Early in the discussion, Andrew acknowledges an important caveat: Many artists don’t need labels. He cites low recording costs and the ease of using social media as just a couple of reasons some artists can do it all themselves. A label, as he puts it, simply acts as an “amplifier” for those who’ve tapped all of their resources and still have room to grow. Basically, if you have a dedicated fanbase and the roll-up-your-sleeves-grit needed to expand it, a label can scoop you up and help you soar above the independents.
Andrew’s insight, of course, derives specifically from his experience at Big Machine – which he describes as having a “boutique” feel. (Boutique companies provide high-quality, customized service to a small selection of hand-picked clients.) In this case, Big Machine provides teams of experts that hone and strengthen the talents of already-established musicians. Andrew dubs this approach “Artist Inc.,” and says it represents the future of the label industry.
Before approaching labels, explains Andrew, artists need to know who they are. “They need to be able to build a connection with an audience. That’s nothing you can teach. If they can’t stand on a stage with an instrument and draw somebody in to the story they’re telling, we can’t help them.”
But for those who DO possess these abilities, a label can fine-tune star-quality skills like carrying out interviews or creating an image that works. “Sometimes the artist’s image doesn’t match their persona. Helping them align that is all part of what we do. If there’s talent and a connection, we can make that bigger. We can’t create it. That’s a different genre.”
When you’re signed to a label, says Andrew, “it’s like being a member of a sports team. The value of a label, especially Big Machine, is you have this team that puts their arms around you, that buys into what [you] do. An artist can only grow to be so big without a team, without a group of experts. What we bring to the table is experience of what worked and what didn’t work. Not to say that we are always right, because we learn, every single day.”
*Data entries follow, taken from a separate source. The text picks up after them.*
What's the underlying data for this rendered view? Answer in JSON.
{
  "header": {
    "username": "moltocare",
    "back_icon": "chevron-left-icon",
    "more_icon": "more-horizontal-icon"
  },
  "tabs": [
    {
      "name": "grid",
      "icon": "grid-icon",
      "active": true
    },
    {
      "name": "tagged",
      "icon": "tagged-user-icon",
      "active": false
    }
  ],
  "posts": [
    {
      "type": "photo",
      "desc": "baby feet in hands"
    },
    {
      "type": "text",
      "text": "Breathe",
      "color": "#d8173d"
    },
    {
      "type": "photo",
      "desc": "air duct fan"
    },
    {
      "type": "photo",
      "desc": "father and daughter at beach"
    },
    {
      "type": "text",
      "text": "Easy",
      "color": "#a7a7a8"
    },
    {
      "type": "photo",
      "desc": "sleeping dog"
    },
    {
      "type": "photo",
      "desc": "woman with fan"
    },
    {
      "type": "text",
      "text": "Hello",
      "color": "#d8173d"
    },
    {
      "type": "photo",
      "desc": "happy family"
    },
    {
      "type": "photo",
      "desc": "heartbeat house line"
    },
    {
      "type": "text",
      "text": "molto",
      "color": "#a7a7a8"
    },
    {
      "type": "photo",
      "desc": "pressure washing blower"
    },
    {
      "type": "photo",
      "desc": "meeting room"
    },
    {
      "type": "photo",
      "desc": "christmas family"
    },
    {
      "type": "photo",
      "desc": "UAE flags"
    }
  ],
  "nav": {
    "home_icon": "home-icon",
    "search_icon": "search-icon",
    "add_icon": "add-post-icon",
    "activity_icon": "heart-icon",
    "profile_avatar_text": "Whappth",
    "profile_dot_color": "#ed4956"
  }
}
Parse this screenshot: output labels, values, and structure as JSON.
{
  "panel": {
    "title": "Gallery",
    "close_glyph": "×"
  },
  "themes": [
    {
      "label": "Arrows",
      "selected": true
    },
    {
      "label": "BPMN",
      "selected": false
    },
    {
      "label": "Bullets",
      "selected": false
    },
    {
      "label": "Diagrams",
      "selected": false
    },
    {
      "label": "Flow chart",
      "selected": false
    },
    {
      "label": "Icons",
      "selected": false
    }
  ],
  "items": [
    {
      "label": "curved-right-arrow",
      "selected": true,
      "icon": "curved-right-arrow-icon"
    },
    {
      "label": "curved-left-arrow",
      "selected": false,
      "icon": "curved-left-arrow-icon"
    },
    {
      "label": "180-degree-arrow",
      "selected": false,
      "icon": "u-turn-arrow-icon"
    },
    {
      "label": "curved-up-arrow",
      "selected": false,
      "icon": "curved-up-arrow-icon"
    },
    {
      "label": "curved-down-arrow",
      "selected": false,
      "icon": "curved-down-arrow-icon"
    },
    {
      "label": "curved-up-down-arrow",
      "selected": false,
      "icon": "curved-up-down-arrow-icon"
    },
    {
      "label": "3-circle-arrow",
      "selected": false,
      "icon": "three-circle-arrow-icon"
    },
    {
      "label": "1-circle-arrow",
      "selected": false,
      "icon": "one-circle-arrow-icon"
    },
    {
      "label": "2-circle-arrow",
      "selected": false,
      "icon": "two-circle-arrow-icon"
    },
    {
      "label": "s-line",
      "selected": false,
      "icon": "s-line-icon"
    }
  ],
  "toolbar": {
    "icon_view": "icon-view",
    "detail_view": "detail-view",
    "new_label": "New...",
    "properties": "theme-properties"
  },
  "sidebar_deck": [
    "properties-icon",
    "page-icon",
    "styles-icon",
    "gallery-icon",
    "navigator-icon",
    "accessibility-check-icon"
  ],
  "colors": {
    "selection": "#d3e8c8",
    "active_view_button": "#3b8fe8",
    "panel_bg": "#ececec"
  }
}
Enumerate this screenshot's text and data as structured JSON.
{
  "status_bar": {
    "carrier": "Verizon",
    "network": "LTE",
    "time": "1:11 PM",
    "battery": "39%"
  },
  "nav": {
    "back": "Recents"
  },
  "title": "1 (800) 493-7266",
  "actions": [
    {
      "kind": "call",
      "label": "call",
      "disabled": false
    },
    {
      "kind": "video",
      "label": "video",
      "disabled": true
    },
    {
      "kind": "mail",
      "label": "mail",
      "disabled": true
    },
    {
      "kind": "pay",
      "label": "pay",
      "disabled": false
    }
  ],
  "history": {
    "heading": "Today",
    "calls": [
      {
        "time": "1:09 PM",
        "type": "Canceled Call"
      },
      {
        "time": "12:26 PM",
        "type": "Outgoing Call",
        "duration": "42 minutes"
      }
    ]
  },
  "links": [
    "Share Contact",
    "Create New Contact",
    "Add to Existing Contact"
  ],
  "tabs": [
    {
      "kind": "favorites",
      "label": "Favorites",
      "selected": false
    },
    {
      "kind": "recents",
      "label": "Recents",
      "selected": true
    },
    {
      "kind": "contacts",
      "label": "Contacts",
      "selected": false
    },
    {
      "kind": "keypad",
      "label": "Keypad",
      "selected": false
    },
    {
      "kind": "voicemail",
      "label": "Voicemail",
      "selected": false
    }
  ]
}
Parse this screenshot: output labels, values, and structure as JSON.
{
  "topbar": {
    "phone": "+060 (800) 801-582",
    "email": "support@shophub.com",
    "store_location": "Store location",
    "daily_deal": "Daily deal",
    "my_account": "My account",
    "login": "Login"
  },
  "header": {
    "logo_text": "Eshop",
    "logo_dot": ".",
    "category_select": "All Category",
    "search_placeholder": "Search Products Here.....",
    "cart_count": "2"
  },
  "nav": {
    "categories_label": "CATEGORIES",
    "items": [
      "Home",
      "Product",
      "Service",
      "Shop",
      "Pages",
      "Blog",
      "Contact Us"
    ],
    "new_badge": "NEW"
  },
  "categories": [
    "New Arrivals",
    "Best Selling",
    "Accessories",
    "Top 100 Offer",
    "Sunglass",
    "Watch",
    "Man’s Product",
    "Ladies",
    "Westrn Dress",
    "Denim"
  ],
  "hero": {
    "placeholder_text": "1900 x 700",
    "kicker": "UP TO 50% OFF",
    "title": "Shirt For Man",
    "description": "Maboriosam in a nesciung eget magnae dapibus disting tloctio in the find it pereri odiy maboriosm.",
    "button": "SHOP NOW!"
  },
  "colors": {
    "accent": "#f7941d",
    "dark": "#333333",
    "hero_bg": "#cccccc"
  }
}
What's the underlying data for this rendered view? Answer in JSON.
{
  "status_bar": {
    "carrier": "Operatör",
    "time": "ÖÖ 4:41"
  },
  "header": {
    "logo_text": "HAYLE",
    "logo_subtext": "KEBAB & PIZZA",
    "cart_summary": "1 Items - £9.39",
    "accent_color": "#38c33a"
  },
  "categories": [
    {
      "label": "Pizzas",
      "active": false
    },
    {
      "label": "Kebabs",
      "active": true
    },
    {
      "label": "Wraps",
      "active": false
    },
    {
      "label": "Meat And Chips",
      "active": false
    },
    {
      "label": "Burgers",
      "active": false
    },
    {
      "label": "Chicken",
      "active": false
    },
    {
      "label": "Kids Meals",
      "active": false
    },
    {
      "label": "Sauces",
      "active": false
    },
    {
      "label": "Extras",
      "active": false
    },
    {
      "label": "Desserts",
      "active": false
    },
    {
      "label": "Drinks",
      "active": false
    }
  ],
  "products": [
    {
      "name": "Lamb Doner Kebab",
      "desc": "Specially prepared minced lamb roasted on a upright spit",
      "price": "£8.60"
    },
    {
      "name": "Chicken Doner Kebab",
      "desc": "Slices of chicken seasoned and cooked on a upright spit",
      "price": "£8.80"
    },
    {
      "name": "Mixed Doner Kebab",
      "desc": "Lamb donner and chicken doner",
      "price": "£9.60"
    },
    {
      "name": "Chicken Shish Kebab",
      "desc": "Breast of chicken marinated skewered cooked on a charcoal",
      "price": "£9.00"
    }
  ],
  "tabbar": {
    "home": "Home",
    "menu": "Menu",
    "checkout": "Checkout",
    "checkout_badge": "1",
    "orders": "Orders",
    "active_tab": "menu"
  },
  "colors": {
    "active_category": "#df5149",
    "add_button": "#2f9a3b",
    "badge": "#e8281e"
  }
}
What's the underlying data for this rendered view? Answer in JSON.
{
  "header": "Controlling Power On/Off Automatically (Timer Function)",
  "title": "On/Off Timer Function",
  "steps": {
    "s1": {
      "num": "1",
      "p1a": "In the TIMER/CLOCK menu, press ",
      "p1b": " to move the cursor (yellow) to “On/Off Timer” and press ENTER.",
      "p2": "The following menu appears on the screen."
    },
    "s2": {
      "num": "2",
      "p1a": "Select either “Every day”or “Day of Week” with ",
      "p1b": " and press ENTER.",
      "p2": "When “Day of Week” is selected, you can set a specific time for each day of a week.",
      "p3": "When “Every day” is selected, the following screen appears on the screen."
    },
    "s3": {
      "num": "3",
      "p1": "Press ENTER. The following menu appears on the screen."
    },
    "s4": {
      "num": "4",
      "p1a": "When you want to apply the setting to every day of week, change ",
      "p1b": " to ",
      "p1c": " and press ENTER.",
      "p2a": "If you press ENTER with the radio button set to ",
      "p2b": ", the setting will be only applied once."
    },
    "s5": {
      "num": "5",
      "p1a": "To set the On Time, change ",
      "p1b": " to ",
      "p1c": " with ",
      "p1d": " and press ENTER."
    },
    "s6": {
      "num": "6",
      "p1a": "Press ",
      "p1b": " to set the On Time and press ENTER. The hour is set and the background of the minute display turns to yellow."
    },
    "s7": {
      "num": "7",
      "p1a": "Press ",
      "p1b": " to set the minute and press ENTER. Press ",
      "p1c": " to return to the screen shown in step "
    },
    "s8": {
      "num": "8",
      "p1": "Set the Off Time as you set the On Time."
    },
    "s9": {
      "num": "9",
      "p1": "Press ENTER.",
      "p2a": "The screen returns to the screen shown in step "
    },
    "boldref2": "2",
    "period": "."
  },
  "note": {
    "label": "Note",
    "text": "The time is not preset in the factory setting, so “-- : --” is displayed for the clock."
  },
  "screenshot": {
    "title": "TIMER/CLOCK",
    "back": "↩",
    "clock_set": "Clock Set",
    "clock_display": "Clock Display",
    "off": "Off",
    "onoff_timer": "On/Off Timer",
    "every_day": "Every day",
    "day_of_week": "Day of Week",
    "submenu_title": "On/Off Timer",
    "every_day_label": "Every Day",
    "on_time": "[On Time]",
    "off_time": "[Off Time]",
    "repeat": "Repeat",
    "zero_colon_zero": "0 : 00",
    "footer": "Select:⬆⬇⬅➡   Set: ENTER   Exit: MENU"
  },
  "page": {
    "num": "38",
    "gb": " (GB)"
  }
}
Other perks of working as a team include taking advantage of already-cultivated relationships – like, for instance, relationships with high-exposure shows like Good Morning America, The Today Show, or Jimmy Kimmel. “That’s a huge advantage for artists. They get to go in that door that another artist has already opened.”
“We try very hard to not have similar artists. We want everyone to be unique and in their own thing, and that’s what affords our numbers – just that five-artist, potentially eight-artist lane. It really gives us the ability to have differentiation and uniqueness. And you’re still going to have overlapping fanbases. I think that’s where the advantage of a label is. A RaeLynn can take advantage of a Danielle Bradbery. Nobody is a fan of one artist. We can identify a range of artists, or a style of music that somebody loves, and you can give them a little more variety.”
Andrew points to mash-ups (like the remix of Florida Georgia Line’s hit single “Cruise”) as an effective way to merge fanbases. “The Nelly fanbases wouldn’t necessarily have come and found Florida Georgia Line, and Florida Georgia Line wouldn’t necessarily have come and found the Nelly fanbases. But when you combine the two, you get the best-selling country single of all time.”
For better or for worse, product endorsements are lucrative ways to help artists and labels to leverage the cost of marketing their music. “Artists have a very unique ability to bring credibility to products, [but] not so much the other way around.” For instance, Andrew explains, an artist can wear a certain brand of clothing, and fans who “identify with or aspire to be like that artist” tend to take on some of those behaviors.
Sometimes it’s not a good fit and sometimes it’s just doing business to pay the bills, he says. “But the ones that work the best are when you have a very similar lifestyle brand that works well with your artist … Instead of it being just a paycheck to the artist, there’s actually a marketing connection. And it’s worked very well to help us reach farther. It doesn’t mean we spend less on marketing a record; it just expands our reach.”